A very early draft of planned features reveals that as expected, this release will be mainly about landing stuff that didn’t make it on time for the Firefox 3, along with the usual performance, stability and security bug fixes.
Visual tab switching and tab searching/filtering were both tried for Firefox 3, abandoned for other more critical features, and are being considered for 3.1. Ctrl+Tab, a extension developed by Dao Gottwald implements both of them displaying a thumbnail of the opened tabs when pressing Ctrl + Tab to switch tabs.
It also modifies the List all tabs tab bar button to show tabs thumbnails you can search.
Ctrl+Tab, compatible with Firefox 3, is available at Mozilla Add-ons if you want to try these features.
Places would also receive several improvements like integrating the downloads history in the Library as it was planned for Firefox 3, so you could define smart folders of downloaded files. Regarding smart folders, the interface for advanced queries (like multiple criteria) that was available in the first betas and pulled back for performance concerns, would also come back.
Options for bulk tagging bookmarks and tag autocomplete are also being considered.
Add these to previously announced support for <video> tag, cross site Ajax requests, more power for the location bar, and some recently added support for CSS 3 selectors (which will improve Firefox score inthe Acid3 test), and we can already foresee an interesting update.

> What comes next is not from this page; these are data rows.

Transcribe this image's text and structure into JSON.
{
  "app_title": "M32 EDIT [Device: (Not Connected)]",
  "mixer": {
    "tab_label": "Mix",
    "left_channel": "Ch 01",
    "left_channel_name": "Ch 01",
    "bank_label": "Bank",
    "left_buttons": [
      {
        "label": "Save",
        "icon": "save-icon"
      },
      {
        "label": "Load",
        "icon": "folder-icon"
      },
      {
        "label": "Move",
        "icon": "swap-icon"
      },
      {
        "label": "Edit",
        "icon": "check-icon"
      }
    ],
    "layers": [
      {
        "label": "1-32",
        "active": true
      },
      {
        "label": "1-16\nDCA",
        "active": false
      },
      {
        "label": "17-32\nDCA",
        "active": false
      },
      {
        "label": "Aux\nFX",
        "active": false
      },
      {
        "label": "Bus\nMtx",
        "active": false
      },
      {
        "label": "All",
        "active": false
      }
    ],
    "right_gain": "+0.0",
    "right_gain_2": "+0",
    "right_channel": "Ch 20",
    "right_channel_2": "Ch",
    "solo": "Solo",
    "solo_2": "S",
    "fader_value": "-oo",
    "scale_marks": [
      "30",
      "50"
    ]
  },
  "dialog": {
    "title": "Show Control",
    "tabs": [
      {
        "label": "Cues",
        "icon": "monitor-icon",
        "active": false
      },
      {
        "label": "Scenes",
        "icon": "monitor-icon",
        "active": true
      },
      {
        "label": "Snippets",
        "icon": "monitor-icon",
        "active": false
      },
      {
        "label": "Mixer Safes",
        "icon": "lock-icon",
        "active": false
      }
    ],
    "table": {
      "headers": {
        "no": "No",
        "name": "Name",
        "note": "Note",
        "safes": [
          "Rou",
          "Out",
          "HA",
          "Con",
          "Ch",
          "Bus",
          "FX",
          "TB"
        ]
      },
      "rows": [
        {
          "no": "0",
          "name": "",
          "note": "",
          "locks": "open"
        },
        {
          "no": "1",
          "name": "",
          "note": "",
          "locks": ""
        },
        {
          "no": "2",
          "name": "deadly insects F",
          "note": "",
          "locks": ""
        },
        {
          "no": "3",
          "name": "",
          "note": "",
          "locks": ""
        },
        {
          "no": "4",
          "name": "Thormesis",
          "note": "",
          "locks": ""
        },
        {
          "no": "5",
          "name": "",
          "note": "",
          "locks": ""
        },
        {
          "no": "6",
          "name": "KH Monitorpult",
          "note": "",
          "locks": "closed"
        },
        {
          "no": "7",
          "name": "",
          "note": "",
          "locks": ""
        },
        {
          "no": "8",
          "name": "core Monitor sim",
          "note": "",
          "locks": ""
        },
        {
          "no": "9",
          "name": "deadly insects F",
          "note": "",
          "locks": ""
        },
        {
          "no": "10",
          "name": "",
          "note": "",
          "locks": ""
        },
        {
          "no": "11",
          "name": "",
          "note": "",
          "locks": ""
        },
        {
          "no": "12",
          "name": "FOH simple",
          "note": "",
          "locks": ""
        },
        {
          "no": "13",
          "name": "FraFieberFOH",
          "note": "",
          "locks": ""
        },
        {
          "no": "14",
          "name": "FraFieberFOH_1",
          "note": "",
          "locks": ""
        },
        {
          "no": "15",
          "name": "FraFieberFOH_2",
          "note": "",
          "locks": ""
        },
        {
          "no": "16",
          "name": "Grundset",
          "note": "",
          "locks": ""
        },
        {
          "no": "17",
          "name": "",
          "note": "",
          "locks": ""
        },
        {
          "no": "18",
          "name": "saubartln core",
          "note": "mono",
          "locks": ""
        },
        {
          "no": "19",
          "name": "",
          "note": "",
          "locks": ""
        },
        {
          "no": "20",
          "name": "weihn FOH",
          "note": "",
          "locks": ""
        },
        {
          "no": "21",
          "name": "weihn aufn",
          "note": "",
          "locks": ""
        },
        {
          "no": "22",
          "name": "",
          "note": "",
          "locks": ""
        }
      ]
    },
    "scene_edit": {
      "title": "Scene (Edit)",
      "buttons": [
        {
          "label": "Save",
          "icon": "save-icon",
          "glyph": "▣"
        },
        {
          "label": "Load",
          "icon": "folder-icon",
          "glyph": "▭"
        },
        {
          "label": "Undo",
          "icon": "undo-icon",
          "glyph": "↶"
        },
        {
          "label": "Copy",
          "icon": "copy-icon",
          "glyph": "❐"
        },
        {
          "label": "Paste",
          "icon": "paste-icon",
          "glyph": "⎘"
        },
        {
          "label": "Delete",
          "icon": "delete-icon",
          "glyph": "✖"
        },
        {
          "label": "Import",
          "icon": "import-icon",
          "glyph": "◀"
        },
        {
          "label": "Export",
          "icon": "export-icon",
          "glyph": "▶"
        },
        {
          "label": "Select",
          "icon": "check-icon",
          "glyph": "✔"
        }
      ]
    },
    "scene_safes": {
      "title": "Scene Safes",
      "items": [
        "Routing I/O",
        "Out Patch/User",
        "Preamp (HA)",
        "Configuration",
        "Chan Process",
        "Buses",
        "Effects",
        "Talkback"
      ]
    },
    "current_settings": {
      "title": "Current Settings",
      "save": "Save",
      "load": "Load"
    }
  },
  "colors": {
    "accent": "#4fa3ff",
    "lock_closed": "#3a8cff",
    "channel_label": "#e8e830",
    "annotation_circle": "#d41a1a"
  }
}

Following the tradition of using places as Firefox code names, Firefox 3.1 has been named Shiretoko after the Japanese national park.
Features in Firefox 3.1 should take about six weeks to implement with the rest of the time (the rest of the year) dedicated to polishing and testing. A first alpha is already targeted for mid July, just a month after Firefox 3.
Users are welcomed to join the discussion.